Instructions for the task: Find every line in the records below that holds the word "selection" and copy it.

Data to use:
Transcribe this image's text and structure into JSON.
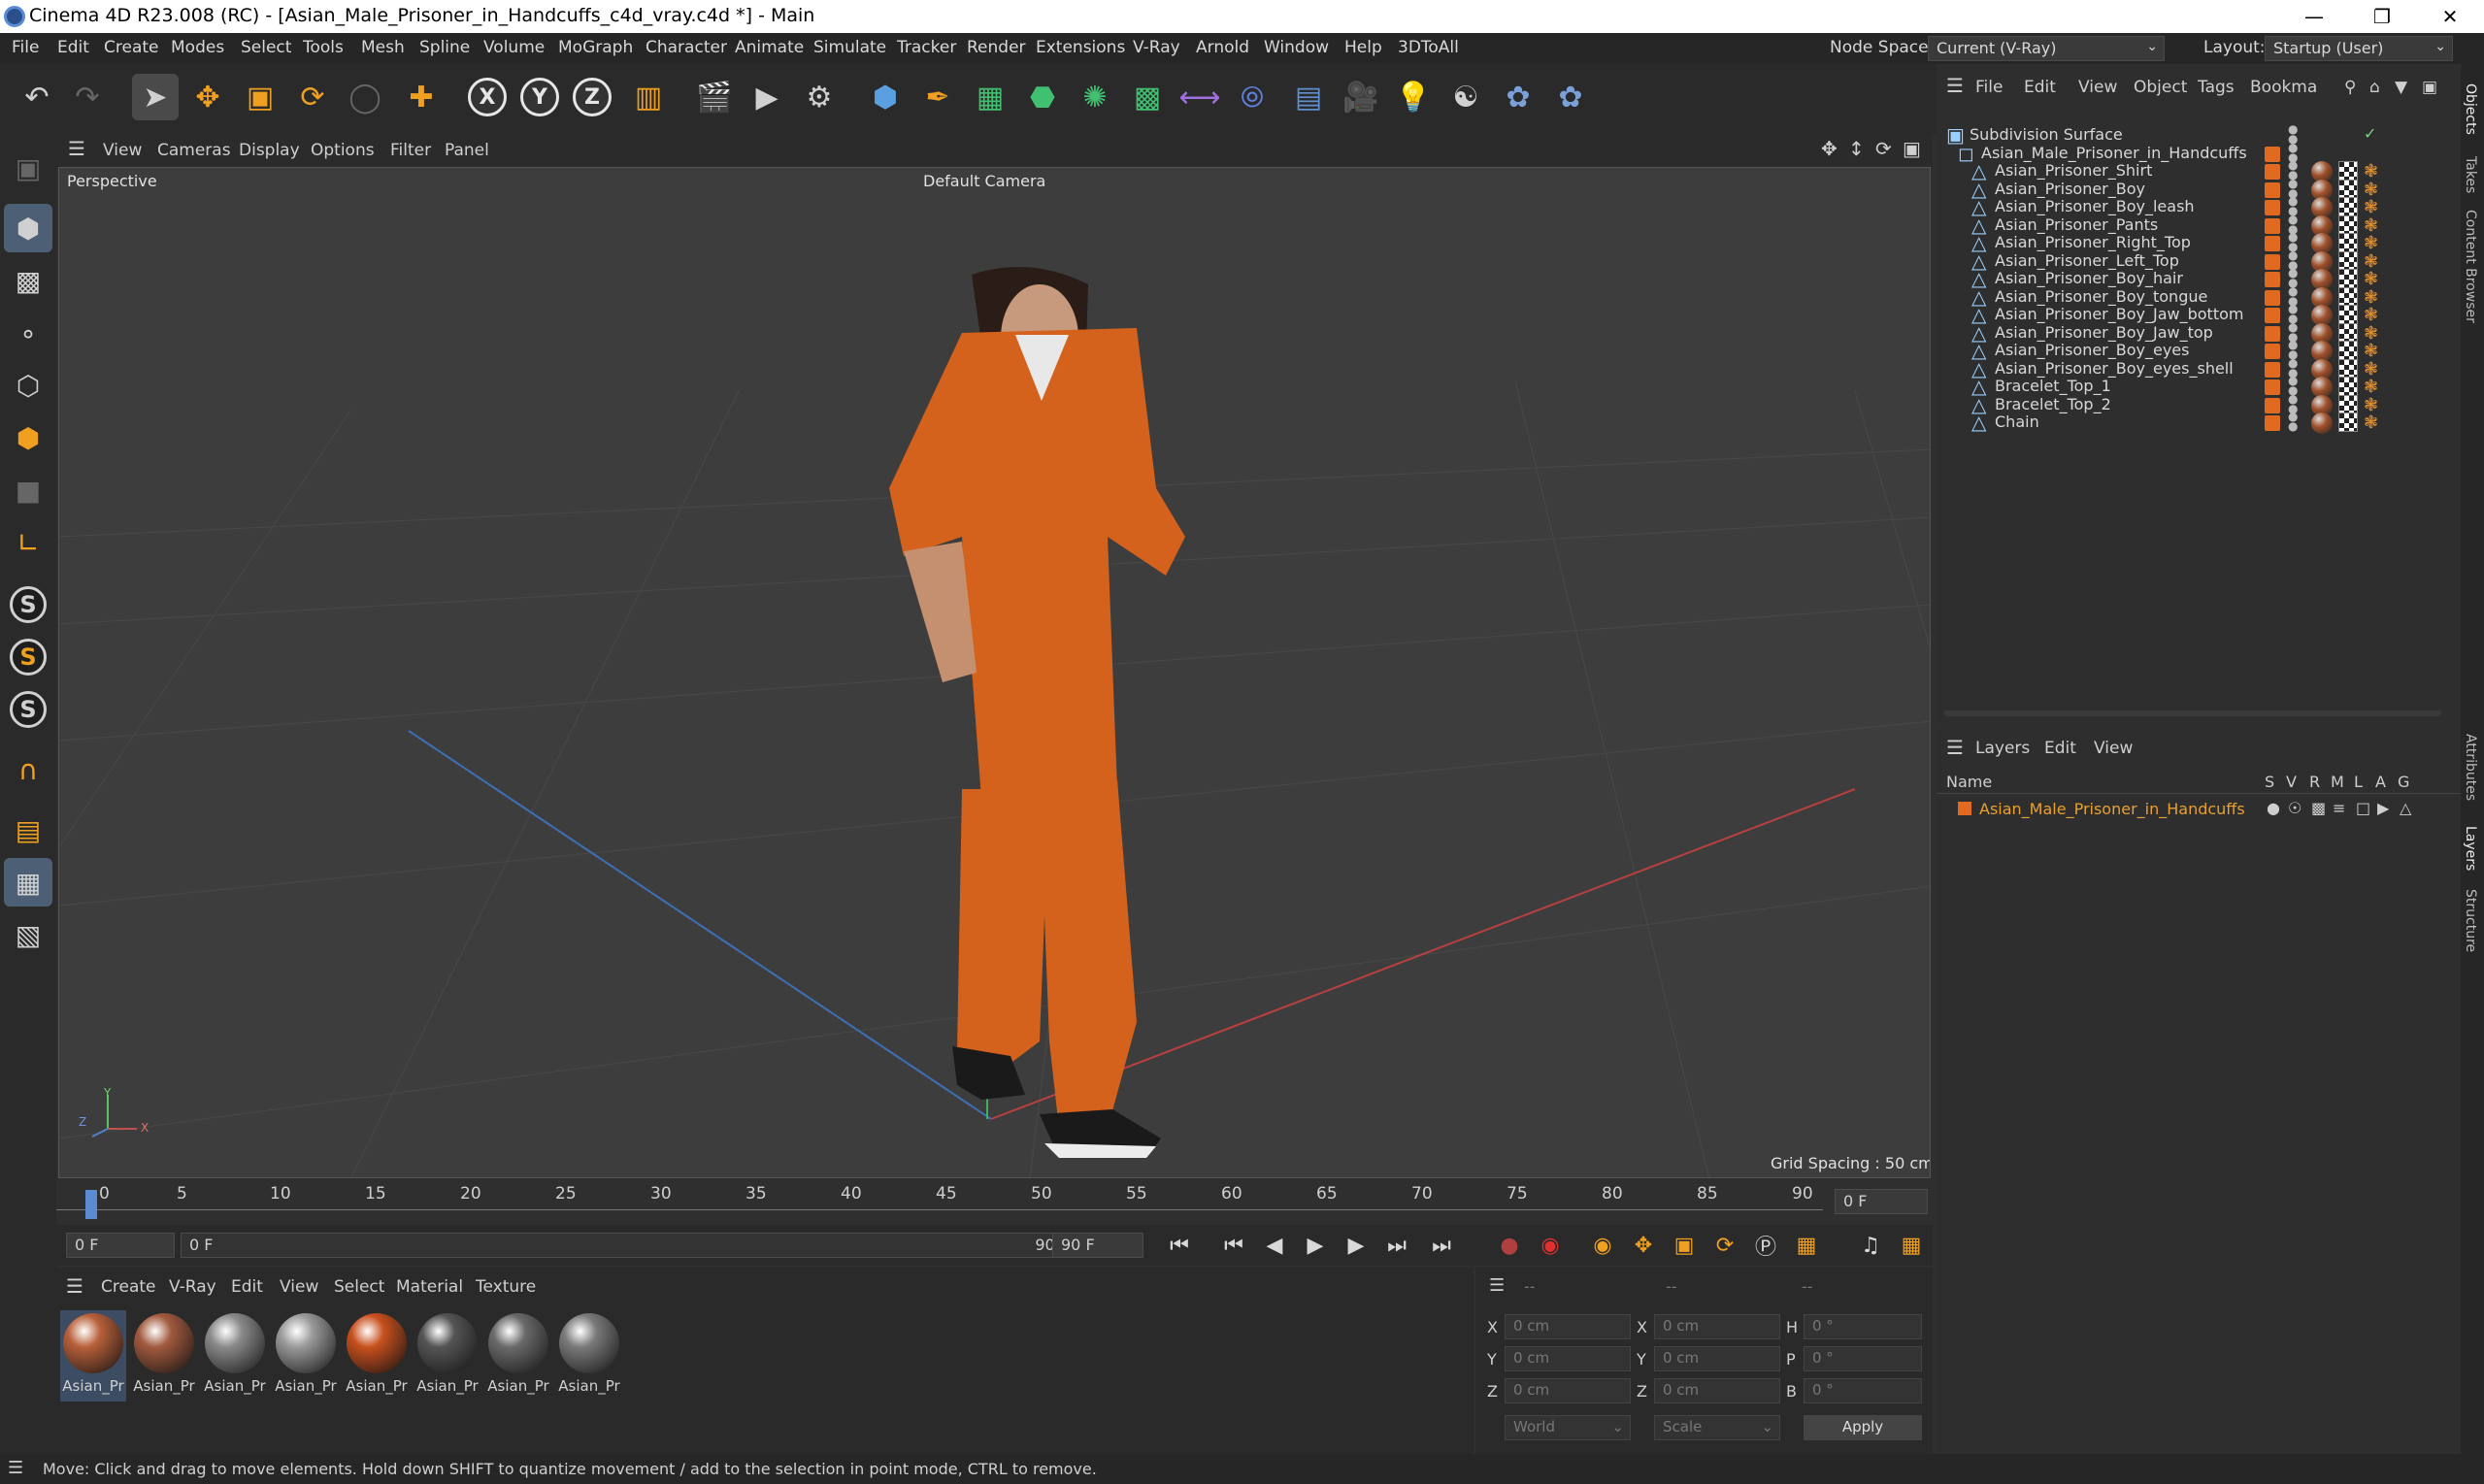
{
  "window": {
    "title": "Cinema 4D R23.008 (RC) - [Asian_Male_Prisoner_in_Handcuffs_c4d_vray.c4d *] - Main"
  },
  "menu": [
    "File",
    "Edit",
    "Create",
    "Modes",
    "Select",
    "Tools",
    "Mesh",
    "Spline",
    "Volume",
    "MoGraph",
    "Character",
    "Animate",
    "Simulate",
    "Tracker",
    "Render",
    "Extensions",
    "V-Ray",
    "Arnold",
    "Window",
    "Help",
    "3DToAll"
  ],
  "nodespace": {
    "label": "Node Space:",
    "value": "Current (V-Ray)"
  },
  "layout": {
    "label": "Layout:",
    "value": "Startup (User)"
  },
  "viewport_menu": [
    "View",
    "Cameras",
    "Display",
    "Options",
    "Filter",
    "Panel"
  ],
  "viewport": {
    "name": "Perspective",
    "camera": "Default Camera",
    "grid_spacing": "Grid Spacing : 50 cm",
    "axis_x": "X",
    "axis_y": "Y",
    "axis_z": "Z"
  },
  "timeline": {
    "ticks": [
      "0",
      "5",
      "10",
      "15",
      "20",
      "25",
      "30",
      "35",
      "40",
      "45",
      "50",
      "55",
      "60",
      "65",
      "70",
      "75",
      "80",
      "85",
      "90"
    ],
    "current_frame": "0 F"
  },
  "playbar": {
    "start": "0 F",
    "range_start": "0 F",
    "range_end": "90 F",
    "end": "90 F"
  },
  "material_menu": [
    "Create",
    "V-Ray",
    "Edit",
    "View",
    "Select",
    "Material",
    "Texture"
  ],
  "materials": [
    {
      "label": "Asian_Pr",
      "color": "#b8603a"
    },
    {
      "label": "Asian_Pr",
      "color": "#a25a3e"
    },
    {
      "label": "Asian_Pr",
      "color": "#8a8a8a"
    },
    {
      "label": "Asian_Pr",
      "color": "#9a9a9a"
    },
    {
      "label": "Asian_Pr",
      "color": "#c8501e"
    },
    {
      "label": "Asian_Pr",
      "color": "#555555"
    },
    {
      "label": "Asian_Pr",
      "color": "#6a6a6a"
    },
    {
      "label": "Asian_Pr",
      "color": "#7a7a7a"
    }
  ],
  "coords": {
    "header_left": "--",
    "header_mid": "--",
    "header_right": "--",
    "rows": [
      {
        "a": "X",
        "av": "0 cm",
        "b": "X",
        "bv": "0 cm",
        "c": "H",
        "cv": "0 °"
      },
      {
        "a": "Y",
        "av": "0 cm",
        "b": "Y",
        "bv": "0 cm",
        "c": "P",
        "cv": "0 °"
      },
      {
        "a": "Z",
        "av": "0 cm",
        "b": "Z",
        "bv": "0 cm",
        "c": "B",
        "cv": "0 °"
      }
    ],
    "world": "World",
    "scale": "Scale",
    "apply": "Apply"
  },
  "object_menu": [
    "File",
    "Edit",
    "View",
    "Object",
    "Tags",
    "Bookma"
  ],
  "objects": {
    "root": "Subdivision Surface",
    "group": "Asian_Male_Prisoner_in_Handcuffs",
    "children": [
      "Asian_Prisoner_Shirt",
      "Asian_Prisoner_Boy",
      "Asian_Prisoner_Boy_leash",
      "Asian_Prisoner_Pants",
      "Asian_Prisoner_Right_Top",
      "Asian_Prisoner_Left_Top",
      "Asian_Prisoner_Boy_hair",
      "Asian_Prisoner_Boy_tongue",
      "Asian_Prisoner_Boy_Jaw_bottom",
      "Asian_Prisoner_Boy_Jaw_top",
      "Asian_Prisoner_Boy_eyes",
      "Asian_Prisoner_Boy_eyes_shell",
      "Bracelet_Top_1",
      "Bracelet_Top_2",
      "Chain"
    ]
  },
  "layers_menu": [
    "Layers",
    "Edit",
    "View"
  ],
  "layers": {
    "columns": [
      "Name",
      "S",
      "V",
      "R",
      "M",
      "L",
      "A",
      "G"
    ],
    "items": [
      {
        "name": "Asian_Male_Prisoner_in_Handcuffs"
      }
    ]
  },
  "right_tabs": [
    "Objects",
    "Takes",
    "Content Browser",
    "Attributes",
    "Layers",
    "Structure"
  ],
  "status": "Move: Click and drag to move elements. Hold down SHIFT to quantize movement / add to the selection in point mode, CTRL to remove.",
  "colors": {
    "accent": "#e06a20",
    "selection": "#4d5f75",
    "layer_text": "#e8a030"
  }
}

Solution to the problem:
  "status": "Move: Click and drag to move elements. Hold down SHIFT to quantize movement / add to the selection in point mode, CTRL to remove.",
    "selection": "#4d5f75",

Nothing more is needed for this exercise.